Reproduce the records in full. Alter nothing.

************

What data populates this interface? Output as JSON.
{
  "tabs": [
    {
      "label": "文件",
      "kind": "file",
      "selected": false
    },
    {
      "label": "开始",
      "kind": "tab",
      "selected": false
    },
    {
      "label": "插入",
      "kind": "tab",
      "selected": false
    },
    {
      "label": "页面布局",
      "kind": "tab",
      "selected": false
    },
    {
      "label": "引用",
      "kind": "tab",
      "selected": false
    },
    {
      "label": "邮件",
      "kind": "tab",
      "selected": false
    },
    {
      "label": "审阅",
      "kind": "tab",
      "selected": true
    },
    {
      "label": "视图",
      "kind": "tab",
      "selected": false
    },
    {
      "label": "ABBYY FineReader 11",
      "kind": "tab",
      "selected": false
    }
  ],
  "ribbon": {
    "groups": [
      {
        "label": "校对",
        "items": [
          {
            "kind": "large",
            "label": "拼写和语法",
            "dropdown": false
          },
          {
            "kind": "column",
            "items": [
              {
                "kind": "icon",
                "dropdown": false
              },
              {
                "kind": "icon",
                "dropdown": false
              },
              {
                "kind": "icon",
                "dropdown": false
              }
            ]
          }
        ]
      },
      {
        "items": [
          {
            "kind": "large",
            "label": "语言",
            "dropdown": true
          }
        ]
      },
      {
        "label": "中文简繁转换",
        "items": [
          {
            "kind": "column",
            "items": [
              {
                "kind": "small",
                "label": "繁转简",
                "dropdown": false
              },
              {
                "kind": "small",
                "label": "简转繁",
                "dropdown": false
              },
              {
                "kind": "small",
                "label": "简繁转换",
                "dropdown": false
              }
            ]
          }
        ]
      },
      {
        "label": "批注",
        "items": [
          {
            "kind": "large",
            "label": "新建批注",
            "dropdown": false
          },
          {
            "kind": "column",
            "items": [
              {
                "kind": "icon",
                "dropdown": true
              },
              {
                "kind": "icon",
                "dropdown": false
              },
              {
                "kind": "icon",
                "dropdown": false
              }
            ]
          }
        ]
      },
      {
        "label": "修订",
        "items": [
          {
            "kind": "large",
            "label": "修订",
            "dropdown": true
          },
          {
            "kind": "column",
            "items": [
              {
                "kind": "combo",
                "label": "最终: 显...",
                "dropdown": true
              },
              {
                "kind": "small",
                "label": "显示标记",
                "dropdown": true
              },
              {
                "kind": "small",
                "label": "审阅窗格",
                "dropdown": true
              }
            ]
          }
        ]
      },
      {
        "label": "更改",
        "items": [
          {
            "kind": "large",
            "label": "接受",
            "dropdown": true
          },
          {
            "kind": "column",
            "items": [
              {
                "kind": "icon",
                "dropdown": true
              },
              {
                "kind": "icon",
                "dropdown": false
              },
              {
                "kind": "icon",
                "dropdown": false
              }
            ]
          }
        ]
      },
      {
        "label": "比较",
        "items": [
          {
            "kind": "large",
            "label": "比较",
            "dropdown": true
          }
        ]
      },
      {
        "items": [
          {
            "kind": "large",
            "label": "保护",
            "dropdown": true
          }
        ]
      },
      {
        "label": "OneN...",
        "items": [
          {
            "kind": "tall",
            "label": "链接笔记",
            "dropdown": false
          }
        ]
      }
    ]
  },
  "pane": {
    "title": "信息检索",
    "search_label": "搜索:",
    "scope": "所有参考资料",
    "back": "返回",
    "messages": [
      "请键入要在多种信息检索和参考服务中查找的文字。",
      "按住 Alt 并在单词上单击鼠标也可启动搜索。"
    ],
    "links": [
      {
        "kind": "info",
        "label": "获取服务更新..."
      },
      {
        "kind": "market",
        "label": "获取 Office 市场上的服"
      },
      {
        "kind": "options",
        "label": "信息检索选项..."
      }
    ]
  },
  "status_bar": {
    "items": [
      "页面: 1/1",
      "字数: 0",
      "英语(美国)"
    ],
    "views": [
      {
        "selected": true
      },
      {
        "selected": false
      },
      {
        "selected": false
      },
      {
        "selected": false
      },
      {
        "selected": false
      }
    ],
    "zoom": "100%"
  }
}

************

_EXPECTED ANSWER_
What data populates this interface? Output as JSON.
{
  "tabs": [
    {
      "label": "文件",
      "kind": "file",
      "selected": false
    },
    {
      "label": "开始",
      "kind": "tab",
      "selected": false
    },
    {
      "label": "插入",
      "kind": "tab",
      "selected": false
    },
    {
      "label": "页面布局",
      "kind": "tab",
      "selected": false
    },
    {
      "label": "引用",
      "kind": "tab",
      "selected": false
    },
    {
      "label": "邮件",
      "kind": "tab",
      "selected": false
    },
    {
      "label": "审阅",
      "kind": "tab",
      "selected": true
    },
    {
      "label": "视图",
      "kind": "tab",
      "selected": false
    },
    {
      "label": "ABBYY FineReader 11",
      "kind": "tab",
      "selected": false
    }
  ],
  "ribbon": {
    "groups": [
      {
        "label": "校对",
        "items": [
          {
            "kind": "large",
            "label": "拼写和语法",
            "dropdown": false
          },
          {
            "kind": "column",
            "items": [
              {
                "kind": "icon",
                "dropdown": false
              },
              {
                "kind": "icon",
                "dropdown": false
              },
              {
                "kind": "icon",
                "dropdown": false
              }
            ]
          }
        ]
      },
      {
        "items": [
          {
            "kind": "large",
            "label": "语言",
            "dropdown": true
          }
        ]
      },
      {
        "label": "中文简繁转换",
        "items": [
          {
            "kind": "column",
            "items": [
              {
                "kind": "small",
                "label": "繁转简",
                "dropdown": false
              },
              {
                "kind": "small",
                "label": "简转繁",
                "dropdown": false
              },
              {
                "kind": "small",
                "label": "简繁转换",
                "dropdown": false
              }
            ]
          }
        ]
      },
      {
        "label": "批注",
        "items": [
          {
            "kind": "large",
            "label": "新建批注",
            "dropdown": false
          },
          {
            "kind": "column",
            "items": [
              {
                "kind": "icon",
                "dropdown": true
              },
              {
                "kind": "icon",
                "dropdown": false
              },
              {
                "kind": "icon",
                "dropdown": false
              }
            ]
          }
        ]
      },
      {
        "label": "修订",
        "items": [
          {
            "kind": "large",
            "label": "修订",
            "dropdown": true
          },
          {
            "kind": "column",
            "items": [
              {
                "kind": "combo",
                "label": "最终: 显...",
                "dropdown": true
              },
              {
                "kind": "small",
                "label": "显示标记",
                "dropdown": true
              },
              {
                "kind": "small",
                "label": "审阅窗格",
                "dropdown": true
              }
            ]
          }
        ]
      },
      {
        "label": "更改",
        "items": [
          {
            "kind": "large",
            "label": "接受",
            "dropdown": true
          },
          {
            "kind": "column",
            "items": [
              {
                "kind": "icon",
                "dropdown": true
              },
              {
                "kind": "icon",
                "dropdown": false
              },
              {
                "kind": "icon",
                "dropdown": false
              }
            ]
          }
        ]
      },
      {
        "label": "比较",
        "items": [
          {
            "kind": "large",
            "label": "比较",
            "dropdown": true
          }
        ]
      },
      {
        "items": [
          {
            "kind": "large",
            "label": "保护",
            "dropdown": true
          }
        ]
      },
      {
        "label": "OneN...",
        "items": [
          {
            "kind": "tall",
            "label": "链接笔记",
            "dropdown": false
          }
        ]
      }
    ]
  },
  "pane": {
    "title": "信息检索",
    "search_label": "搜索:",
    "scope": "所有参考资料",
    "back": "返回",
    "messages": [
      "请键入要在多种信息检索和参考服务中查找的文字。",
      "按住 Alt 并在单词上单击鼠标也可启动搜索。"
    ],
    "links": [
      {
        "kind": "info",
        "label": "获取服务更新..."
      },
      {
        "kind": "market",
        "label": "获取 Office 市场上的服"
      },
      {
        "kind": "options",
        "label": "信息检索选项..."
      }
    ]
  },
  "status_bar": {
    "items": [
      "页面: 1/1",
      "字数: 0",
      "英语(美国)"
    ],
    "views": [
      {
        "selected": true
      },
      {
        "selected": false
      },
      {
        "selected": false
      },
      {
        "selected": false
      },
      {
        "selected": false
      }
    ],
    "zoom": "100%"
  }
}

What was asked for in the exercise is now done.